Four months after his father’s death, Edward married Ruby Kathleen George in Joliet, Illinois, on June 21, 1930. Ed and Ruby had two girls, Sharon and Carol. When the girls were still at home, the family lived in the East Bluff area of Peoria. The house at 317 Frye Avenue was a family favorite.
After high school, Ed attended Bradley University. Ed then worked as a clerk and cashier at the Illinois Power & Light Company. In the early 1940s, he became a special agent for the U.S. Treasury Department. Edward had big dreams as an entrepreneur, and in 1955 he quit his job to open an A&W Root Beer stand in Knoxville, Tennessee. Sadly, Ed died on July 11, 1956, less than a year after opening the new business. He was 48 years old. Edward died before his daughters were married and he never met his six grandchildren.
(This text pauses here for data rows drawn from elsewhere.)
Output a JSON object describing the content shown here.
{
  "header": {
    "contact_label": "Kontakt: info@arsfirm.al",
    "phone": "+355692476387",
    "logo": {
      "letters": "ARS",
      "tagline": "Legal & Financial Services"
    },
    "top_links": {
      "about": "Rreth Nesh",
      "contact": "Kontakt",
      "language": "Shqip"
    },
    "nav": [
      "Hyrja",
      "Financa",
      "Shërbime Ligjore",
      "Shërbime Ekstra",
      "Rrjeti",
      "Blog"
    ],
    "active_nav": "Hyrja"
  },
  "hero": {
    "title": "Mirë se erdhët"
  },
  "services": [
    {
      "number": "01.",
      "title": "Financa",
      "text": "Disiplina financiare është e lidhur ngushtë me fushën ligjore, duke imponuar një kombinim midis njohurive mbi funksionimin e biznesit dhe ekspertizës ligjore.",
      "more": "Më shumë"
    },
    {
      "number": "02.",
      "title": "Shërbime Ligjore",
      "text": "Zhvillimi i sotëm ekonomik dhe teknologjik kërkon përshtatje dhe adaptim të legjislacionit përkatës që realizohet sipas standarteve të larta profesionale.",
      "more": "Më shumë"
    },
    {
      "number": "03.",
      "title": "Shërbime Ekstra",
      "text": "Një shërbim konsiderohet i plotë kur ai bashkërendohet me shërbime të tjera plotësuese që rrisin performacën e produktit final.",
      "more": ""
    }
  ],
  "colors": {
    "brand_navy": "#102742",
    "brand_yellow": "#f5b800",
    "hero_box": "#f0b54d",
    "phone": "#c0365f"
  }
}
Grandpa Ed was sensitive, vulnerable, reticent, and oriented toward the past. He was a worrier by nature: “I eat well, I sleep well, I have nothing to worry about and it worries me.” And yet, Edward was also creative. He played violin in the Peoria Symphony Orchestra, and he and Ruby often danced at the Inglaterra Ballroom. He liked to dabble in the kitchen and one of his specialties was pizza, before most non-Italian people in middle class America even knew what pizza was. Edward was handsome and charming—oh, those dreamy eyes—and well-liked at the neighborhood tavern, the Wisconsin Tap. He had a subtle sense of humor. Edward encouraged his daughter Sharon’s love of horses by taking her to the local Bar X rodeos and eventually buying her a horse of her own, Flicka. When the opportunity arose to foster a lion cub from the Peoria Zoo, Edward surprised his girls by coming home with baby Monarch (against Ruby’s wishes!).
How I wish I had met Grandpa Ed! Do you have a story to share?